The BSP had in the last elections managed a meagre 7.26 per cent vote share followed by CPMs 0.57 per cent and CPIs 0.19 per cent. The Left Parties, which are part of HLP this time, are hoping to improve their tally riding on the wave of the Shimla Municipal election win.
Today’s elections will decide the fate of several key players. For two time chief minister Dhumal, a repeat victory would mean a stronger position within the BJP ahead of 2014 Lok Sabha polls and the party taking itself forward strongly in the next elections.
For Virbhadra Singh, who is fighting his last elections, winning is a matter of prestige considering the Congress hasn’t projected him as the chief ministerial candidate. Maheshwar Singh, the former BJP Himachal Chief and head of HLP, is also keen to make a point by toppling the BJP applecart in and around Kullu, his home district where he is a “raja”.
“In the absence of a definite wave in favour of any party, the HLP may well hold the key to the next government,” says Gagan Kumar in Kullu. But Khyali Ram in Hamirpur feels there has to be a chief minister from the lower hills this time, as this would ensure all-round development of the neglected areas and pitches for Mr Dhumal.
In Shimla’s outskirts, Neetu Sharma of Tutu comes strongly in favour of Virbhadra Singh and his party. Sunil Kumar, a young bank employee in Dharamshala also comes in Congress’s support, saying, “there has to be a change of government, as Himachal has done in the past.”
Also on watch will be 84-year-old Vidya Stokes of the Congress, the oldest candidate in the run, who is fighting her Marxist nephew in Theog.
Today’s poll will also see 96-year-old Shyam Saran Negi of Kalpa village in Kinnaur district of Himachal Pradesh, cast his vote. He is considered as the first and oldest voter in the country as per Election Commission records.
Meanwhile, elaborate security arrangements have been made for the elections.
Around 9,000 personnel from paramilitary forces and 14,000 from state police have been deployed on election duty.
In addition, 35,000 polling staff and home guards are also on duty.
Polling station number 19 (ITI Dari) of Dharamsala will be the first in the state to be put on web broadcast.
District Election Officer Kangra K R Bharti said, “The voting in the three booths of this polling station can be seen live on our official website.”
An estimated 46.08 lakh electors including 23.76 lakh male and 22.31 lakh female, 74,646 service electors and 1,162 visually impaired electors would seal the fate of 459 candidates in Electronic Voting Machines (EVMS).
Special arrangements have been made to keep the EVMs under high security after polling till the date of counting on December 20. As many as 39 strong rooms have been set up to keep the 9,192 EVMs under high security and 13 companies of paramilitary would guard the strong rooms.
Helicopters have been pressed into service for air-lifting EVMs, polling personnel and polling materials before and after the poll in the far-flung and snow-bound tribal areas of the state.

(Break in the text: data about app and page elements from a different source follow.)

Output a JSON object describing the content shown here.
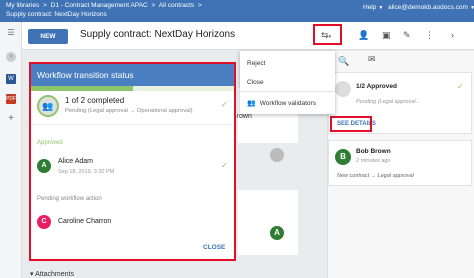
{
  "topbar": {
    "crumbs": [
      "My libraries",
      ">",
      "D1 - Contract Management APAC",
      ">",
      "All contracts",
      ">"
    ],
    "subtitle": "Supply contract: NextDay Horizons",
    "help": "Help",
    "user": "alice@demokb.aodocs.com"
  },
  "header": {
    "new_label": "NEW",
    "title": "Supply contract: NextDay Horizons"
  },
  "icons": {
    "workflow": "workflow-icon",
    "add_user": "add-user-icon",
    "folder": "move-folder-icon",
    "edit": "edit-icon",
    "more": "more-vert-icon"
  },
  "workflow_menu": {
    "items": [
      "Reject",
      "Close",
      "Workflow validators"
    ]
  },
  "dialog": {
    "title": "Workflow transition status",
    "progress_main": "1 of 2 completed",
    "progress_sub": "Pending (Legal approval → Operational approval)",
    "approved_label": "Approved",
    "approved_name": "Alice Adam",
    "approved_date": "Sep 18, 2019, 3:20 PM",
    "approved_initial": "A",
    "pending_label": "Pending workflow action",
    "pending_name": "Caroline Charron",
    "pending_initial": "C",
    "close_label": "CLOSE",
    "progress_fraction": 0.5
  },
  "right_panel": {
    "approved_count": "1/2 Approved",
    "pending_text": "Pending (Legal approval...",
    "see_details": "SEE DETAILS",
    "comment_name": "Bob Brown",
    "comment_time": "2 minutes ago",
    "comment_initial": "B",
    "comment_text": "New contract → Legal approval"
  },
  "background": {
    "brown_text": "Brown",
    "avatar_a": "A",
    "attachments": "Attachments"
  },
  "colors": {
    "brand_blue": "#3f73b5",
    "dialog_head": "#4a7fc2",
    "approve_green": "#8dc56a",
    "avatar_green": "#2e7d32",
    "avatar_pink": "#e91e63",
    "highlight_red": "#e0102a"
  }
}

Out of total 7,253 polling booths, 1,310 booths have been declared as sensitive while 767 booths have been categorised as hyper-sensitive.

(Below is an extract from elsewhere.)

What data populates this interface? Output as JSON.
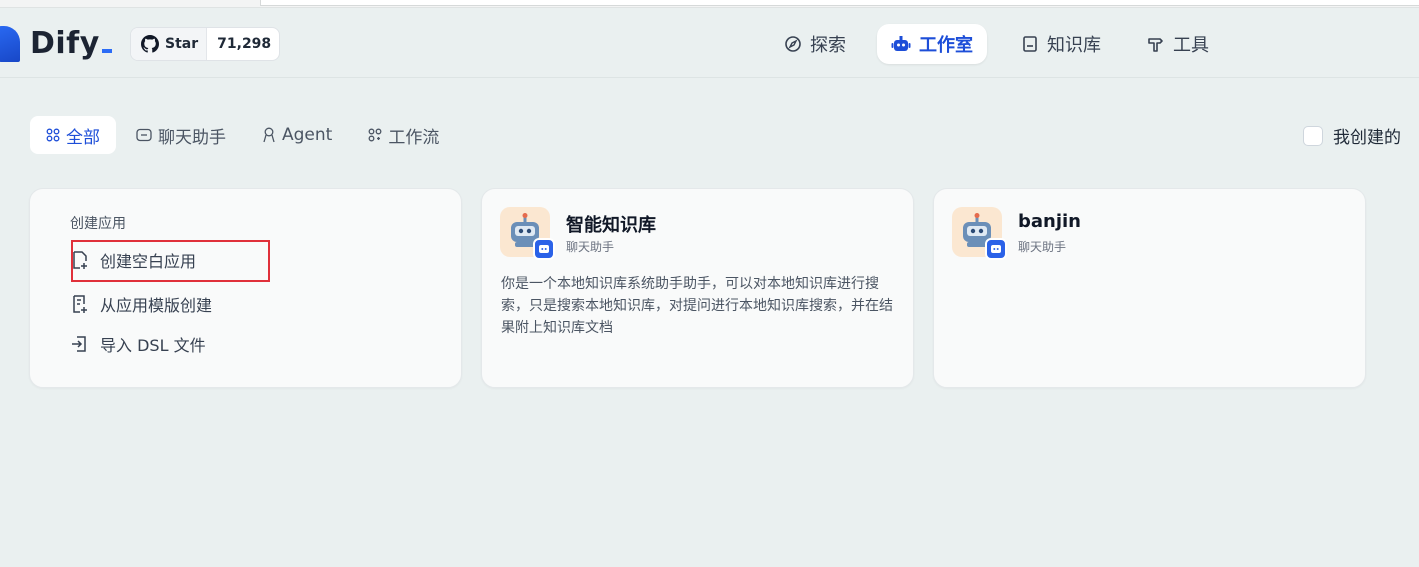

140 identified Naka (check points) have been set up besides 90 flying squads to monitor any illegal carrying of cash, liquor or any other suspicious item.
In addition, 84 inter-state barriers have been set up at sensitive locations.